An accepted part of city living is that one’s image is captured numerous times during the day. Whether it is private surveillance cameras of small establishments or a centralized security network, for the most part, people are resigned to forfeit some privacy for the sake of security. The expectation of privacy is significantly lower. However, as surveillance technology becomes increasingly more sophisticated, citizens are not only watched for how they behave. They may be monitored for what they say.

The United Kingdom has been labeled the ‘surveillance society’. Technology has advanced to sound detection:

“CCTV cameras which use artificial intelligence software are being developed to “hear” sounds like windows smashing, researchers have revealed.”

link: CCTV cameras ‘taught to listen’

The next step is to monitor what is being said. Citizens have lowered their expectation of privacy when they are in a public venue. Image capture is multiplying. However, to have surveillance extended to personal conversations is another huge concession of civil liberties. And when the audio capacities of the technology is limited by clarity or range, software is being developed to interpret the conversation through lip reading algorithms.

The trend is for increased surveillance. Even in harsh economic times, it is a growth industry. As surveillance for the sake of security advances, one basic question remains to be proven from the empirical data.
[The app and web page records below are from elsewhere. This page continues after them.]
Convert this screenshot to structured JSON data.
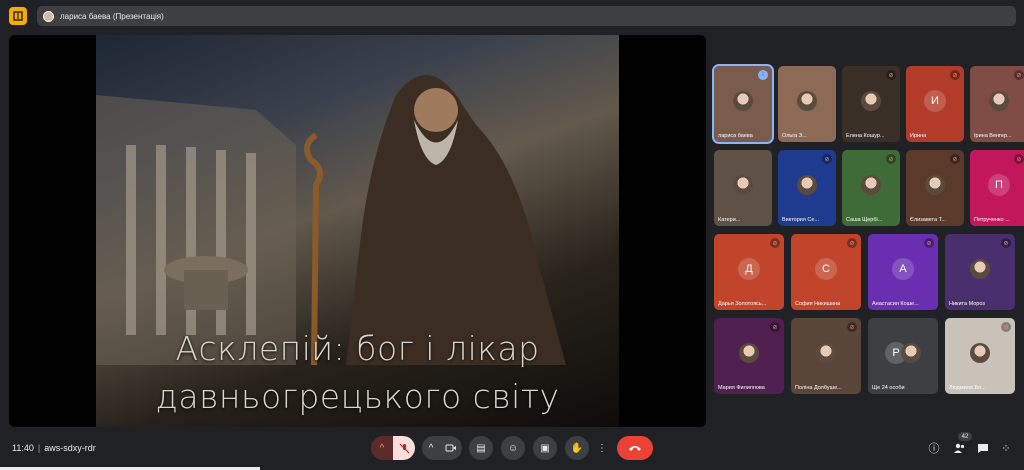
{
  "presenter": {
    "label": "лариса баева (Презентація)"
  },
  "slide": {
    "line1": "Асклепій: бог і лікар",
    "line2": "давньогрецького світу"
  },
  "participants": [
    {
      "name": "лариса баева",
      "kind": "photo",
      "color": "#7a5c4f",
      "indicator": "speaking"
    },
    {
      "name": "Ольга З...",
      "kind": "photo",
      "color": "#8c6a55",
      "indicator": "none"
    },
    {
      "name": "Елена Кошур...",
      "kind": "photo",
      "color": "#3a2f26",
      "indicator": "muted"
    },
    {
      "name": "Ирина",
      "kind": "letter",
      "letter": "И",
      "color": "#b23b2a",
      "indicator": "muted"
    },
    {
      "name": "Ірина Венгер...",
      "kind": "photo",
      "color": "#7f4b45",
      "indicator": "muted"
    },
    {
      "name": "Катери...",
      "kind": "photo",
      "color": "#5e5246",
      "indicator": "none"
    },
    {
      "name": "Виктория Се...",
      "kind": "photo",
      "color": "#1f3b8f",
      "indicator": "muted"
    },
    {
      "name": "Саша Щербі...",
      "kind": "photo",
      "color": "#3f6b38",
      "indicator": "muted"
    },
    {
      "name": "Єлизавета Т...",
      "kind": "photo",
      "color": "#5b3a2c",
      "indicator": "muted"
    },
    {
      "name": "Петрученко ...",
      "kind": "letter",
      "letter": "П",
      "color": "#c2185b",
      "indicator": "muted"
    },
    {
      "name": "Дарья Золотоясь...",
      "kind": "letter",
      "letter": "Д",
      "color": "#c0452b",
      "indicator": "muted"
    },
    {
      "name": "София Никишина",
      "kind": "letter",
      "letter": "С",
      "color": "#c0452b",
      "indicator": "muted"
    },
    {
      "name": "Анастасия Коше...",
      "kind": "letter",
      "letter": "А",
      "color": "#6a2fb0",
      "indicator": "muted"
    },
    {
      "name": "Никита Мороз",
      "kind": "photo",
      "color": "#4a2f6e",
      "indicator": "muted"
    },
    {
      "name": "Мария Филиппова",
      "kind": "photo",
      "color": "#4f1f4f",
      "indicator": "muted"
    },
    {
      "name": "Поліна Долбуше...",
      "kind": "photo",
      "color": "#5a4638",
      "indicator": "muted"
    },
    {
      "name": "Ще 24 особи",
      "kind": "more",
      "letter": "Р",
      "color": "#3c4043",
      "indicator": "none"
    },
    {
      "name": "Людмила Бо...",
      "kind": "photo",
      "color": "#c9c2b8",
      "indicator": "muted"
    }
  ],
  "bottombar": {
    "time": "11:40",
    "separator": "|",
    "meeting_code": "aws-sdxy-rdr",
    "people_count": "42"
  },
  "icons": {
    "chevron": "^",
    "mic_off": "🎙",
    "camera": "▭",
    "captions": "▤",
    "emoji": "☺",
    "present": "▣",
    "hand": "✋",
    "more": "⋮",
    "hangup": "☎",
    "info": "ⓘ",
    "people": "👥",
    "chat": "💬",
    "activities": "⁘"
  },
  "colors": {
    "hangup": "#ea4335",
    "accent": "#8ab4f8",
    "background": "#202124"
  }
}
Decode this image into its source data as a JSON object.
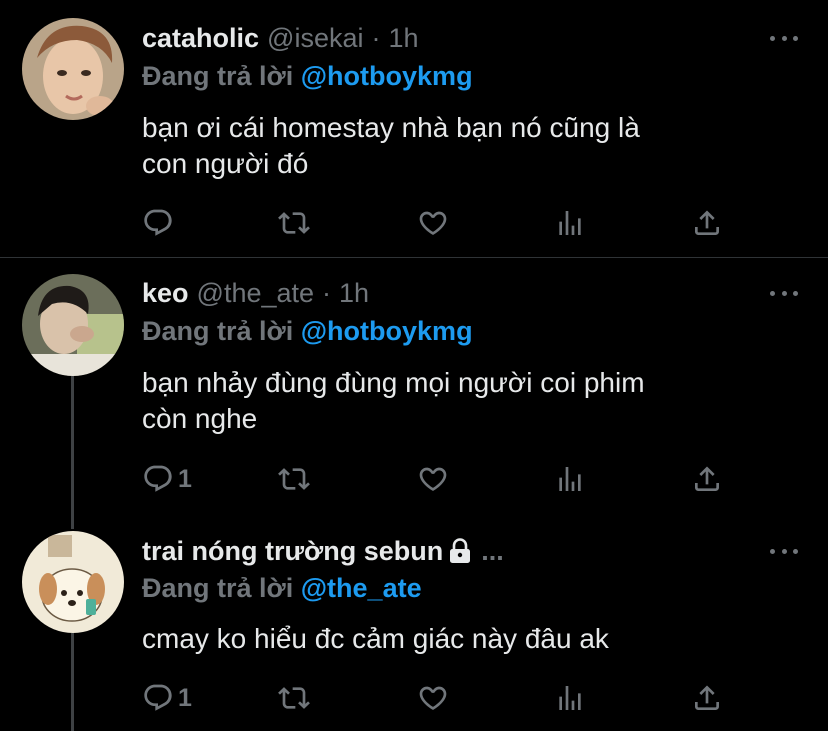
{
  "tweets": [
    {
      "name": "cataholic",
      "handle": "@isekai",
      "sep": "·",
      "time": "1h",
      "reply_prefix": "Đang trả lời",
      "reply_to": "@hotboykmg",
      "text_line1": "bạn ơi cái homestay nhà bạn nó cũng là",
      "text_line2": "con người đó"
    },
    {
      "name": "keo",
      "handle": "@the_ate",
      "sep": "·",
      "time": "1h",
      "reply_prefix": "Đang trả lời",
      "reply_to": "@hotboykmg",
      "text_line1": "bạn nhảy đùng đùng mọi người coi phim",
      "text_line2": "còn nghe",
      "reply_count": "1"
    },
    {
      "name": "trai nóng trường sebun",
      "ellipsis": "...",
      "reply_prefix": "Đang trả lời",
      "reply_to": "@the_ate",
      "text_line1": "cmay ko hiểu đc cảm giác này đâu ak",
      "reply_count": "1"
    }
  ],
  "colors": {
    "background": "#000000",
    "text": "#e7e9ea",
    "secondary": "#71767b",
    "link": "#1d9bf0"
  }
}
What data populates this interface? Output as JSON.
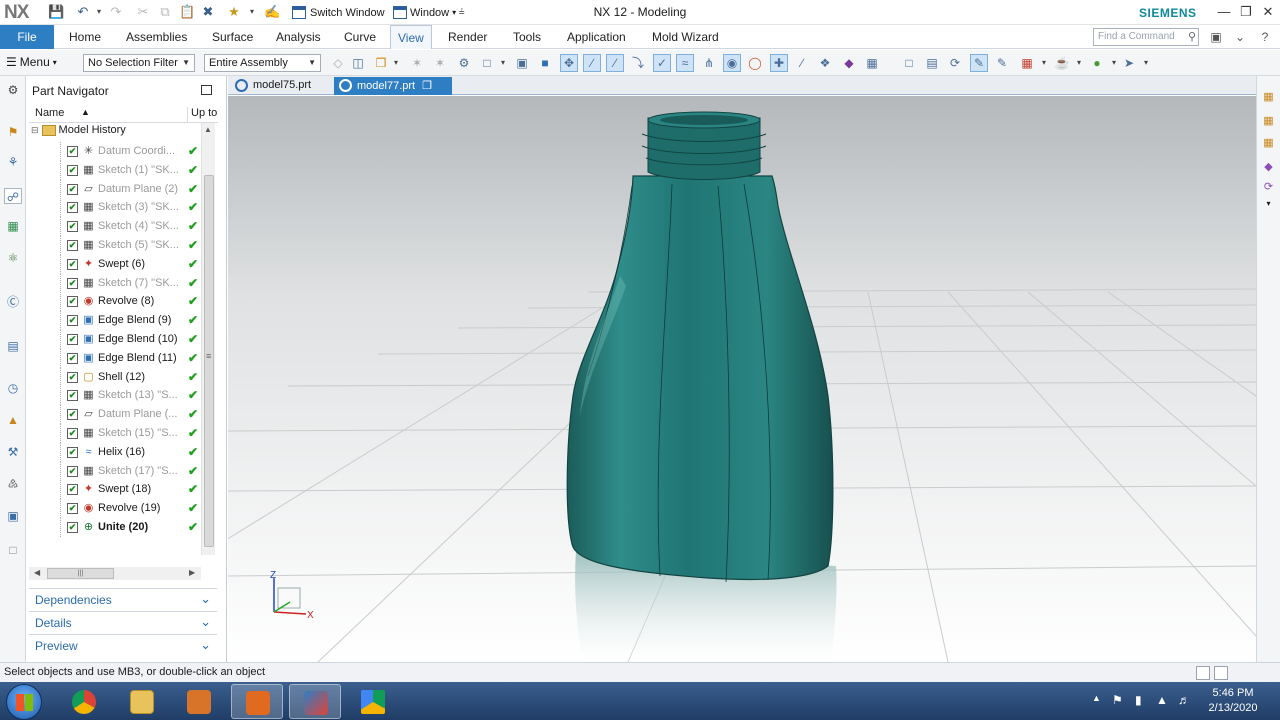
{
  "titlebar": {
    "app_logo": "NX",
    "switch_window": "Switch Window",
    "window_menu": "Window",
    "title": "NX 12 - Modeling",
    "brand": "SIEMENS"
  },
  "ribbon": {
    "file": "File",
    "tabs": [
      "Home",
      "Assemblies",
      "Surface",
      "Analysis",
      "Curve",
      "View",
      "Render",
      "Tools",
      "Application",
      "Mold Wizard"
    ],
    "active_tab": "View",
    "find_command_placeholder": "Find a Command"
  },
  "toolbar": {
    "menu": "Menu",
    "selection_filter": "No Selection Filter",
    "assembly_scope": "Entire Assembly"
  },
  "navigator": {
    "title": "Part Navigator",
    "col_name": "Name",
    "col_upto": "Up to",
    "root": "Model History",
    "features": [
      {
        "label": "Datum Coordi...",
        "dim": true,
        "icon": "datum-csys-icon"
      },
      {
        "label": "Sketch (1) \"SK...",
        "dim": true,
        "icon": "sketch-icon"
      },
      {
        "label": "Datum Plane (2)",
        "dim": true,
        "icon": "datum-plane-icon"
      },
      {
        "label": "Sketch (3) \"SK...",
        "dim": true,
        "icon": "sketch-icon"
      },
      {
        "label": "Sketch (4) \"SK...",
        "dim": true,
        "icon": "sketch-icon"
      },
      {
        "label": "Sketch (5) \"SK...",
        "dim": true,
        "icon": "sketch-icon"
      },
      {
        "label": "Swept (6)",
        "dim": false,
        "icon": "swept-icon"
      },
      {
        "label": "Sketch (7) \"SK...",
        "dim": true,
        "icon": "sketch-icon"
      },
      {
        "label": "Revolve (8)",
        "dim": false,
        "icon": "revolve-icon"
      },
      {
        "label": "Edge Blend (9)",
        "dim": false,
        "icon": "edge-blend-icon"
      },
      {
        "label": "Edge Blend (10)",
        "dim": false,
        "icon": "edge-blend-icon"
      },
      {
        "label": "Edge Blend (11)",
        "dim": false,
        "icon": "edge-blend-icon"
      },
      {
        "label": "Shell (12)",
        "dim": false,
        "icon": "shell-icon"
      },
      {
        "label": "Sketch (13) \"S...",
        "dim": true,
        "icon": "sketch-icon"
      },
      {
        "label": "Datum Plane (...",
        "dim": true,
        "icon": "datum-plane-icon"
      },
      {
        "label": "Sketch (15) \"S...",
        "dim": true,
        "icon": "sketch-icon"
      },
      {
        "label": "Helix (16)",
        "dim": false,
        "icon": "helix-icon"
      },
      {
        "label": "Sketch (17) \"S...",
        "dim": true,
        "icon": "sketch-icon"
      },
      {
        "label": "Swept (18)",
        "dim": false,
        "icon": "swept-icon"
      },
      {
        "label": "Revolve (19)",
        "dim": false,
        "icon": "revolve-icon"
      },
      {
        "label": "Unite (20)",
        "dim": false,
        "bold": true,
        "icon": "unite-icon"
      }
    ],
    "panels": [
      "Dependencies",
      "Details",
      "Preview"
    ]
  },
  "doc_tabs": [
    {
      "label": "model75.prt",
      "active": false
    },
    {
      "label": "model77.prt",
      "active": true
    }
  ],
  "viewport": {
    "triad_z": "Z",
    "triad_x": "X",
    "model_color": "#1f7a78"
  },
  "status": {
    "message": "Select objects and use MB3, or double-click an object"
  },
  "taskbar": {
    "time": "5:46 PM",
    "date": "2/13/2020"
  }
}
That basic question is ‘does the surveillance work?’.

Catherine Forsythe